“Religious communities actually protect their members from religion in one sense – they develop an unspoken consensus on which parts of their religion members can legitimately ignore. New converts sometimes try to actually do what their religion tells them to do.
The history of religions sometimes resembles the history of viruses. Judaism and Islam were both highly virulent when they first broke out, driving the first generations of their people to conquer (Islam) or just slaughter (Judaism) everyone around them for the sin of not being them. They both grew more sedate over time. (Christianity was pacifist at the start, as it arose in a conquered people. When the Romans adopted it, it didn’t make them any more militaristic than they already were.)
The mechanism isn’t the same as for diseases, which can’t be too virulent or they kill their hosts. Religions don’t generally kill their hosts. I suspect that, over time, individual selection favors those who are less zealous. The point is that a culture develops antibodies for the particular religions it co-exists with – attitudes and practices that make them less virulent.

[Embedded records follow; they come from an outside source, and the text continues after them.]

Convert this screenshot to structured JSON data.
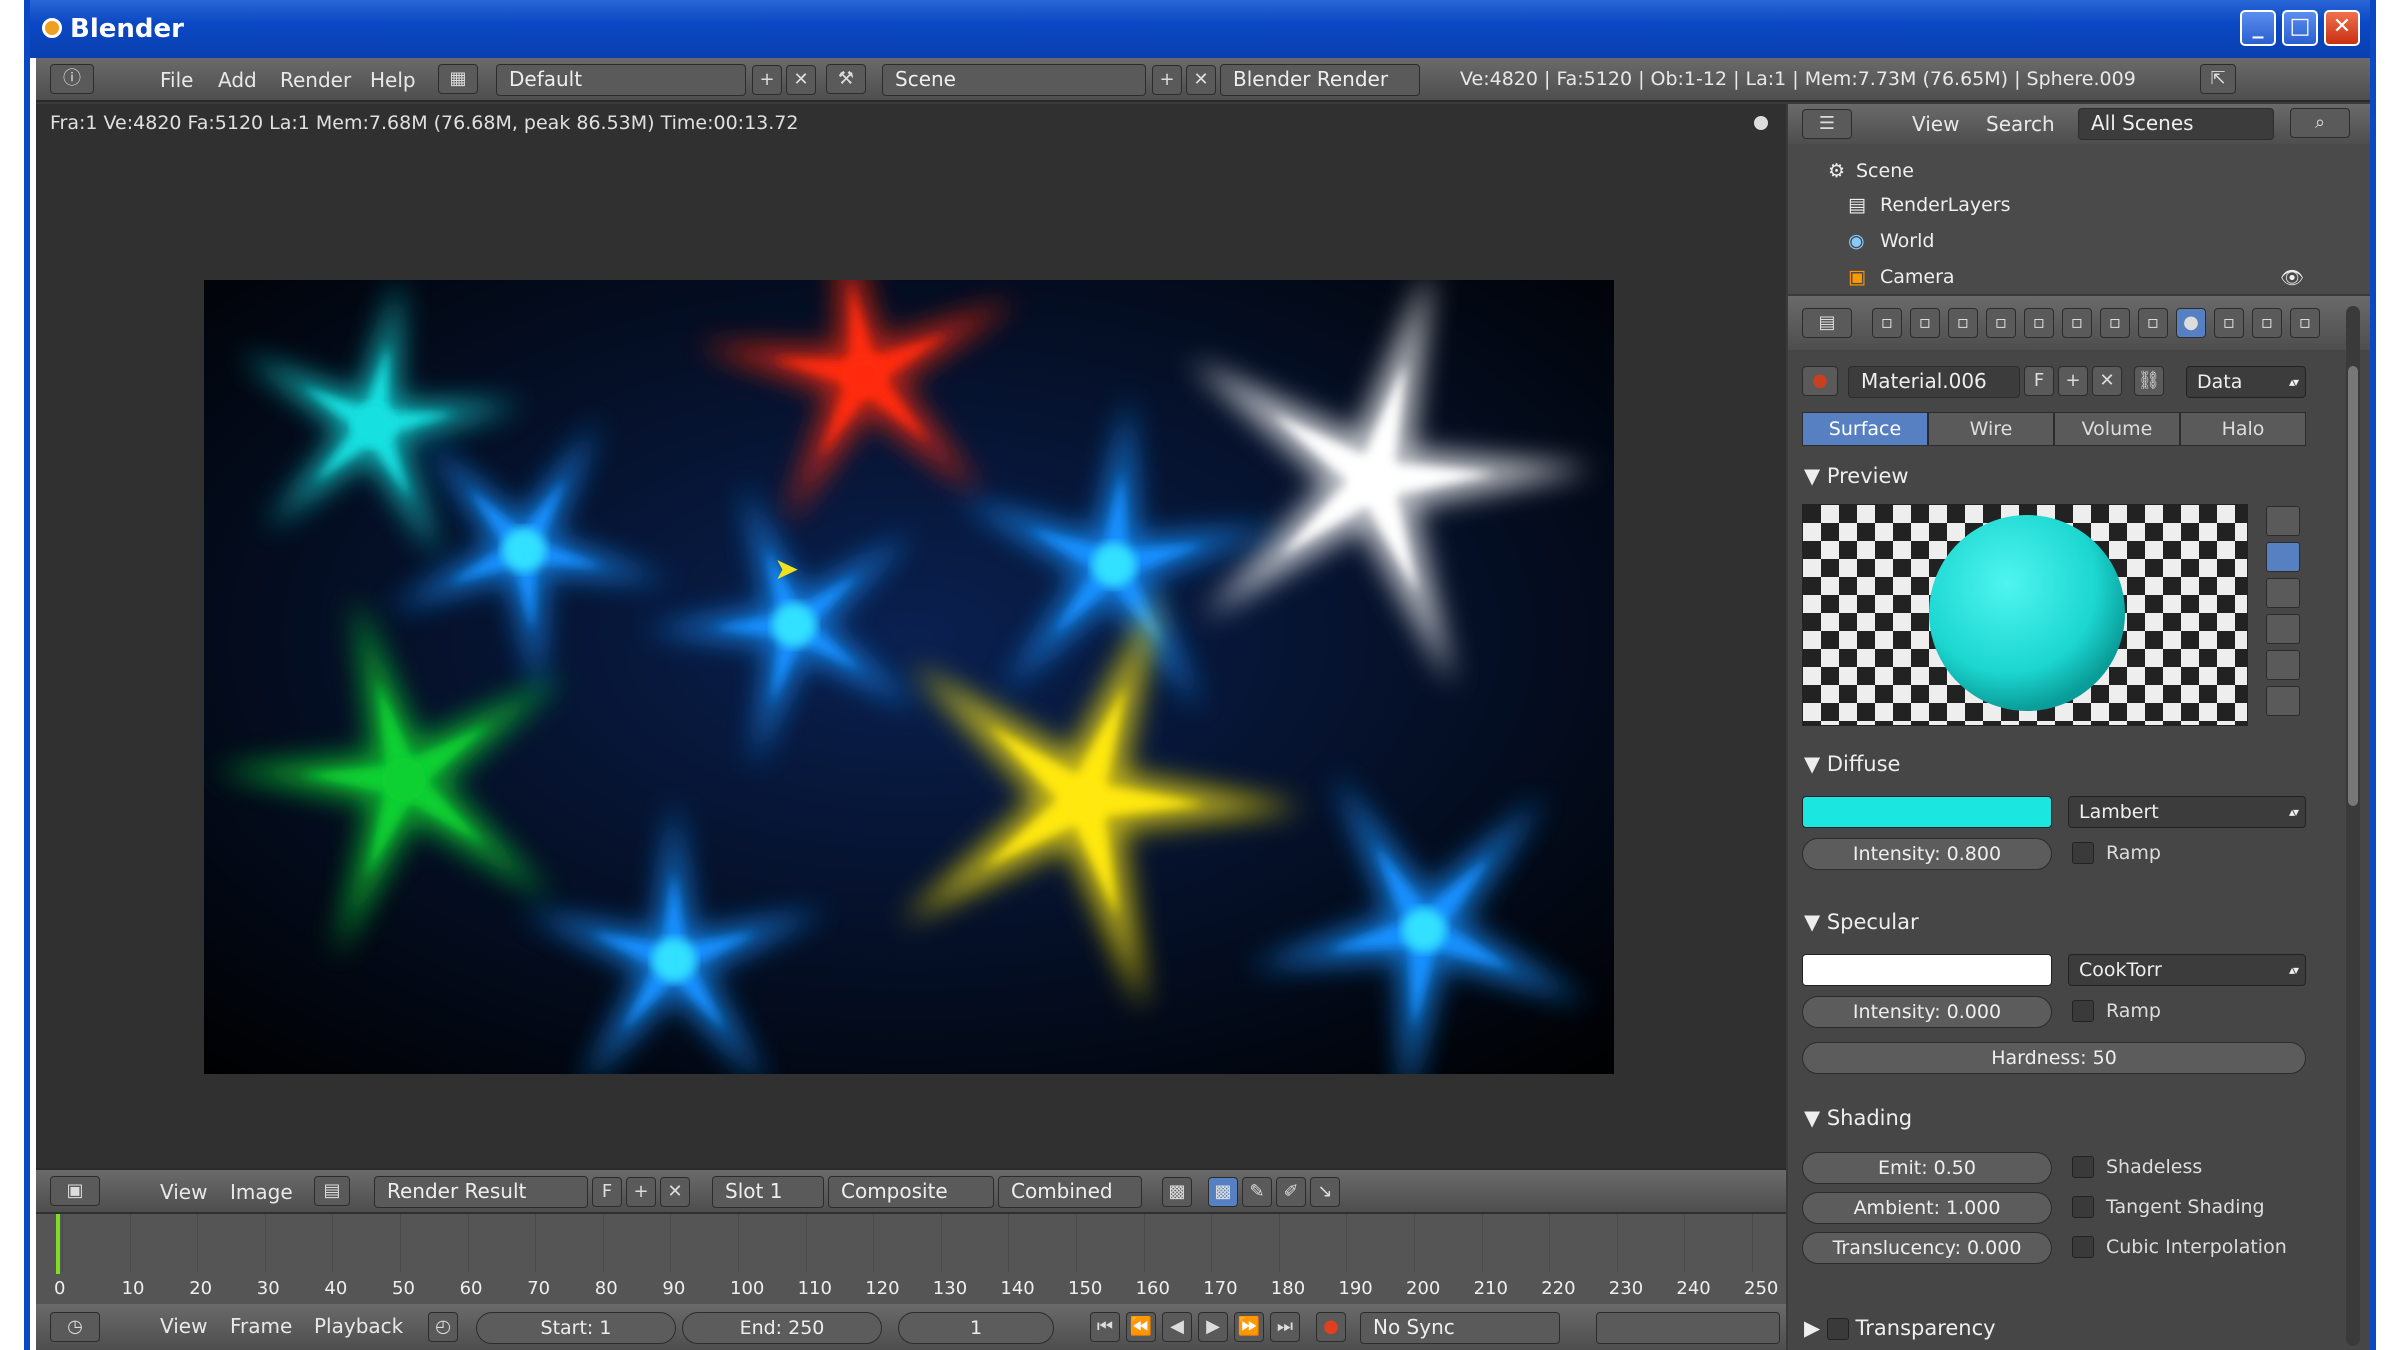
{
  "window": {
    "title": "Blender"
  },
  "topbar": {
    "menus": [
      "File",
      "Add",
      "Render",
      "Help"
    ],
    "screen_layout": "Default",
    "scene": "Scene",
    "engine": "Blender Render",
    "stats": "Ve:4820 | Fa:5120 | Ob:1-12 | La:1 | Mem:7.73M (76.65M) | Sphere.009"
  },
  "viewer": {
    "render_info": "Fra:1  Ve:4820 Fa:5120 La:1 Mem:7.68M (76.68M, peak 86.53M) Time:00:13.72"
  },
  "image_header": {
    "menus": [
      "View",
      "Image"
    ],
    "image_name": "Render Result",
    "image_flag": "F",
    "slot": "Slot 1",
    "layer": "Composite",
    "pass": "Combined"
  },
  "timeline": {
    "ticks": [
      "0",
      "10",
      "20",
      "30",
      "40",
      "50",
      "60",
      "70",
      "80",
      "90",
      "100",
      "110",
      "120",
      "130",
      "140",
      "150",
      "160",
      "170",
      "180",
      "190",
      "200",
      "210",
      "220",
      "230",
      "240",
      "250"
    ]
  },
  "timeline_header": {
    "menus": [
      "View",
      "Frame",
      "Playback"
    ],
    "start": "Start: 1",
    "end": "End: 250",
    "current": "1",
    "sync": "No Sync"
  },
  "outliner": {
    "menus": [
      "View",
      "Search"
    ],
    "filter": "All Scenes",
    "items": [
      "Scene",
      "RenderLayers",
      "World",
      "Camera"
    ]
  },
  "properties": {
    "material_name": "Material.006",
    "material_flag": "F",
    "link": "Data",
    "tabs": [
      "Surface",
      "Wire",
      "Volume",
      "Halo"
    ],
    "active_tab": "Surface",
    "preview_title": "Preview",
    "diffuse": {
      "title": "Diffuse",
      "color": "#1ce6e0",
      "shader": "Lambert",
      "intensity": "Intensity: 0.800",
      "ramp": "Ramp"
    },
    "specular": {
      "title": "Specular",
      "color": "#ffffff",
      "shader": "CookTorr",
      "intensity": "Intensity: 0.000",
      "ramp": "Ramp",
      "hardness": "Hardness: 50"
    },
    "shading": {
      "title": "Shading",
      "emit": "Emit: 0.50",
      "ambient": "Ambient: 1.000",
      "translucency": "Translucency: 0.000",
      "shadeless": "Shadeless",
      "tangent": "Tangent Shading",
      "cubic": "Cubic Interpolation"
    },
    "transparency": "Transparency"
  },
  "colors": {
    "accent": "#5680c2",
    "titlebar": "#0a48c4"
  }
}
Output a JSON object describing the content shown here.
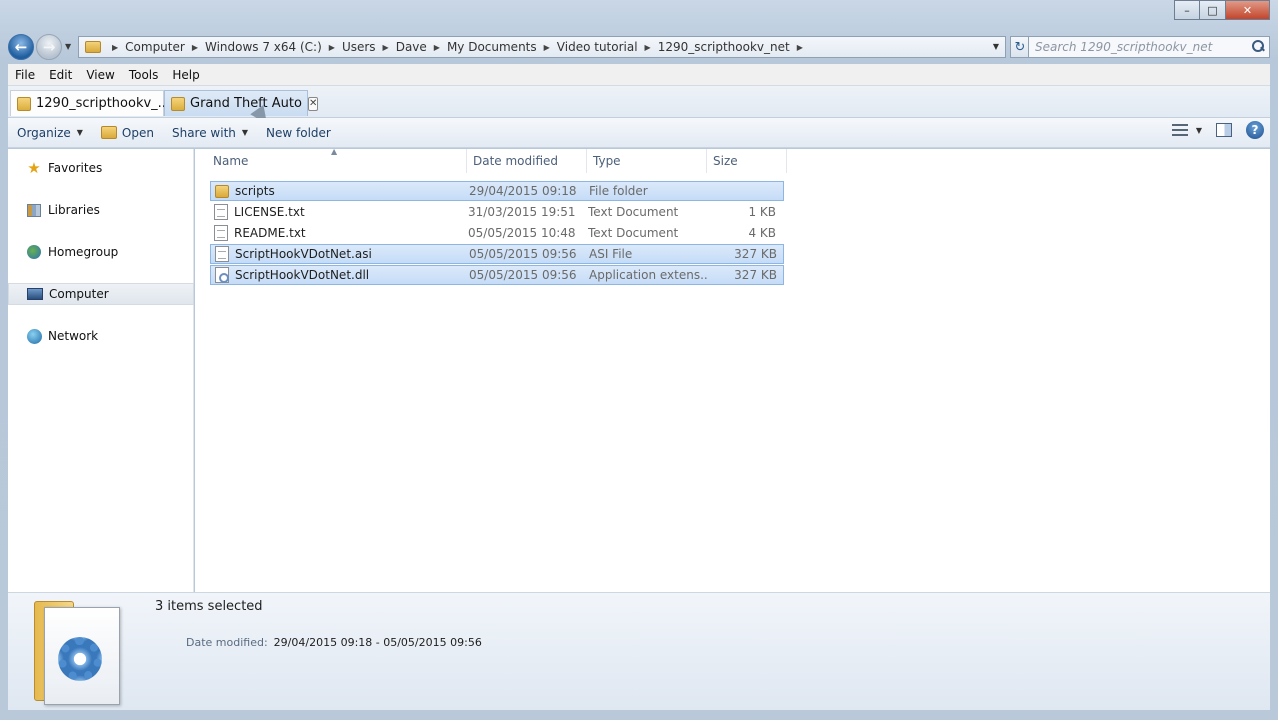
{
  "window": {
    "caption_buttons": [
      "minimize",
      "maximize",
      "close"
    ]
  },
  "navigation": {
    "breadcrumbs": [
      "Computer",
      "Windows 7 x64 (C:)",
      "Users",
      "Dave",
      "My Documents",
      "Video tutorial",
      "1290_scripthookv_net"
    ],
    "search_placeholder": "Search 1290_scripthookv_net"
  },
  "menu": {
    "items": [
      "File",
      "Edit",
      "View",
      "Tools",
      "Help"
    ]
  },
  "tabs": [
    {
      "label": "1290_scripthookv_..."
    },
    {
      "label": "Grand Theft Auto"
    }
  ],
  "toolbar": {
    "organize": "Organize",
    "open": "Open",
    "share_with": "Share with",
    "new_folder": "New folder",
    "help_glyph": "?"
  },
  "sidebar": {
    "items": [
      {
        "label": "Favorites",
        "icon": "star-icon"
      },
      {
        "label": "Libraries",
        "icon": "libraries-icon"
      },
      {
        "label": "Homegroup",
        "icon": "homegroup-icon"
      },
      {
        "label": "Computer",
        "icon": "computer-icon",
        "selected": true
      },
      {
        "label": "Network",
        "icon": "network-icon"
      }
    ]
  },
  "file_list": {
    "columns": [
      "Name",
      "Date modified",
      "Type",
      "Size"
    ],
    "rows": [
      {
        "name": "scripts",
        "date": "29/04/2015 09:18",
        "type": "File folder",
        "size": "",
        "icon": "folder-icon",
        "selected": true
      },
      {
        "name": "LICENSE.txt",
        "date": "31/03/2015 19:51",
        "type": "Text Document",
        "size": "1 KB",
        "icon": "text-file-icon",
        "selected": false
      },
      {
        "name": "README.txt",
        "date": "05/05/2015 10:48",
        "type": "Text Document",
        "size": "4 KB",
        "icon": "text-file-icon",
        "selected": false
      },
      {
        "name": "ScriptHookVDotNet.asi",
        "date": "05/05/2015 09:56",
        "type": "ASI File",
        "size": "327 KB",
        "icon": "file-icon",
        "selected": true
      },
      {
        "name": "ScriptHookVDotNet.dll",
        "date": "05/05/2015 09:56",
        "type": "Application extens...",
        "size": "327 KB",
        "icon": "dll-file-icon",
        "selected": true
      }
    ]
  },
  "details": {
    "selection": "3 items selected",
    "date_label": "Date modified:",
    "date_value": "29/04/2015 09:18 - 05/05/2015 09:56"
  },
  "colors": {
    "selection_bg": "#cce0f8",
    "selection_border": "#8eb6e3",
    "link_text": "#1e3f66"
  }
}
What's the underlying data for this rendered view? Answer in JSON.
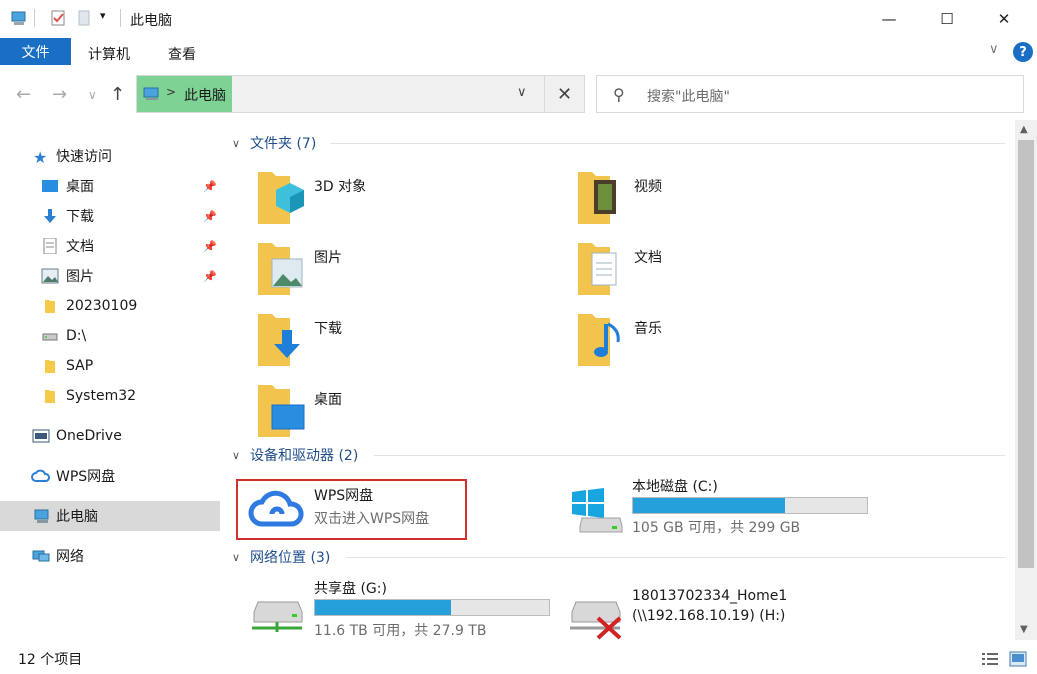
{
  "window": {
    "title": "此电脑",
    "minimize": "—",
    "maximize": "☐",
    "close": "✕"
  },
  "ribbon": {
    "file_tab": "文件",
    "tabs": [
      "计算机",
      "查看"
    ],
    "help": "?",
    "expand": "∨"
  },
  "address": {
    "path": "此电脑",
    "separator": ">",
    "dropdown": "∨",
    "clear": "✕"
  },
  "search": {
    "placeholder": "搜索\"此电脑\"",
    "icon": "⚲"
  },
  "nav": {
    "back": "←",
    "forward": "→",
    "recent": "∨",
    "up": "↑"
  },
  "sidebar": {
    "items": [
      {
        "label": "快速访问",
        "icon": "star-icon"
      },
      {
        "label": "桌面",
        "icon": "desktop-icon",
        "pinned": true
      },
      {
        "label": "下载",
        "icon": "download-icon",
        "pinned": true
      },
      {
        "label": "文档",
        "icon": "document-icon",
        "pinned": true
      },
      {
        "label": "图片",
        "icon": "picture-icon",
        "pinned": true
      },
      {
        "label": "20230109",
        "icon": "folder-icon"
      },
      {
        "label": "D:\\",
        "icon": "drive-icon"
      },
      {
        "label": "SAP",
        "icon": "folder-icon"
      },
      {
        "label": "System32",
        "icon": "folder-icon"
      },
      {
        "label": "OneDrive",
        "icon": "onedrive-icon"
      },
      {
        "label": "WPS网盘",
        "icon": "cloud-icon"
      },
      {
        "label": "此电脑",
        "icon": "computer-icon",
        "selected": true
      },
      {
        "label": "网络",
        "icon": "network-icon"
      }
    ],
    "pin_glyph": "📌"
  },
  "groups": {
    "folders": {
      "title": "文件夹 (7)",
      "items": [
        "3D 对象",
        "视频",
        "图片",
        "文档",
        "下载",
        "音乐",
        "桌面"
      ]
    },
    "devices": {
      "title": "设备和驱动器 (2)",
      "wps": {
        "name": "WPS网盘",
        "sub": "双击进入WPS网盘"
      },
      "local": {
        "name": "本地磁盘 (C:)",
        "space": "105 GB 可用，共 299 GB",
        "used_fraction": 0.65
      }
    },
    "network": {
      "title": "网络位置 (3)",
      "share": {
        "name": "共享盘 (G:)",
        "space": "11.6 TB 可用，共 27.9 TB",
        "used_fraction": 0.58
      },
      "home": {
        "name": "18013702334_Home1",
        "path": "(\\\\192.168.10.19) (H:)"
      }
    }
  },
  "status": {
    "count": "12 个项目"
  },
  "colors": {
    "accent": "#1a6fc4",
    "address_highlight": "#7ed394",
    "bar_fill": "#26a0da",
    "highlight_box": "#d32f2f"
  }
}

I have a theory that “radical Islam” is not native Islam, but Westernized Islam. Over half of 75 Muslim terrorists studied by Bergen & Pandey 2005 in the New York Times had gone to a Western college. (Only 9% had attended madrassas.) A very small percentage of all Muslims have received a Western college education. When someone lives all their life in a Muslim country, they’re not likely to be hit with the urge to travel abroad and blow something up. But when someone from an Islamic nation goes to Europe for college, and comes back with Enlightenment ideas about reason and seeking logical closure over beliefs, and applies them to the Koran, then you have troubles. They have lost their cultural immunity.”